Like I said, maybe Lincoln did have some of these character traits. I’ve read he worked hard labor as a young man, and there are witness accounts of his impressive physical stature. Maybe these are historically accurate. Maybe. And hey, I suppose there’s nothing wrong with presenting Lincoln as the myth, as the ideal of what a President should be, right? Even if that means omitting actions taken by Lincoln during the Civil War that our current President (one of the most derided in history) is quite fond of. True, the script makes no mention of Lincoln imprisoning close to twenty thousand suspected Confederate sympathizers without trial, or his suspending the right of habeas corpus, literally removing a person’s right to protest unlawful imprisonment, which was in direct defiance of a U.S. Circuit Court’s decision overturning his action. And while that’s questionable, at least they’re not just making shit up and lying outright. OH WAIT, that’s exactly what they’re doing. To wit: at one point in the script Lincoln meets with abolitionist Frederick Douglass at the height of the Civil War and tells him, “I want to set up, as a matter of the greatest urgency, an underground railroad system that can bring people out of the furthest recesses of the South.” To which Douglass says in open-mouthed I’d-give-you-a-handjob-if-you-want-it kind of way, “You, Mr. President, are a true original. You never cease to surprise.”
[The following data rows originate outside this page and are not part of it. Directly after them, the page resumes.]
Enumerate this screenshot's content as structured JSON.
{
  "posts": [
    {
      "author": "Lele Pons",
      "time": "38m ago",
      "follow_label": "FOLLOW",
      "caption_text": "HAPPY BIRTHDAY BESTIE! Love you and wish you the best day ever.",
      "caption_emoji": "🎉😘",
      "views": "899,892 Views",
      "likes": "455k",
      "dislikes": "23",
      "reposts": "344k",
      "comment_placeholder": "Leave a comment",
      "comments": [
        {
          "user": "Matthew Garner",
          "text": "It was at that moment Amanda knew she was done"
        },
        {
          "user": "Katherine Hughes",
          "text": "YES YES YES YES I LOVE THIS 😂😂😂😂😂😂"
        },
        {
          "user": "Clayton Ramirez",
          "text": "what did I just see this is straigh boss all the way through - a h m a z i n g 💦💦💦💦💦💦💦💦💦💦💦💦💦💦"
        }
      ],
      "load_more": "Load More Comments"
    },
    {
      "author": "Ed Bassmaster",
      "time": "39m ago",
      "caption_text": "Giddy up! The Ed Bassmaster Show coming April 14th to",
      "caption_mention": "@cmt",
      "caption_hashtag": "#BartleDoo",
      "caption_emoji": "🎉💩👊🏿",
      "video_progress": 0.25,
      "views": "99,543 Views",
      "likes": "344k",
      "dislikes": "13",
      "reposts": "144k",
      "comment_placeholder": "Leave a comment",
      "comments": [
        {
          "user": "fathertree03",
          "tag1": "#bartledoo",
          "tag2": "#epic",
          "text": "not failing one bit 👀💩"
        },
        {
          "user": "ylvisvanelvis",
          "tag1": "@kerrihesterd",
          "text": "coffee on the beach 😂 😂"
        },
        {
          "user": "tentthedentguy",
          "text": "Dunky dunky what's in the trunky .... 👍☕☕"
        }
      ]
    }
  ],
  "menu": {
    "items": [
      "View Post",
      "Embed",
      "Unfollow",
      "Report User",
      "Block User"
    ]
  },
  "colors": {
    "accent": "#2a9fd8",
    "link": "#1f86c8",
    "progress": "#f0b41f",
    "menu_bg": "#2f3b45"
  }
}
A DAMNABLE LIE!
The Underground Railroad, a loosely organized operation to transport black slaves out of the South, was in process as early as 1810 – when Lincoln was still a baby. It was ongoing from that time through 1850 (before Lincoln took office) and during the Civil War. The man who is credited with founding the Underground Railroad is Isaac T. Hopper. As far as I can tell, Lincoln had no direct involvement in this effort. If it’s not clear why this is such a big deal, allow me to explain. This is not one of those movies that is advertised as “Based on actual events” but is, in actuality, >95% utter bullshit. Lincoln purports itself to be a biopic, a film about an individual and about events for which there is a historical record. Hell, at one point in the script the writers cite Bruce Catton, a Pullitzer Prize winning American Civil War historian, to defend their depiction of a scene explaining why Union commanders refused to pursue defeated Confederate forces in the aftermath of a particular battle. You can’t have it both ways. You can’t claim historical accuracy and present blatant falsehoods. To skew facts presenting Lincoln as an idealized version is one thing, to simply make shit up without regard for the facts is another thing entirely. The former I can accept, but the latter I can not. I realize I’ve focused heavily on a single aspect of this script, but factual accuracy is especially important for a script such as Lincoln. If the writers can’t get this right, does any of the rest matter?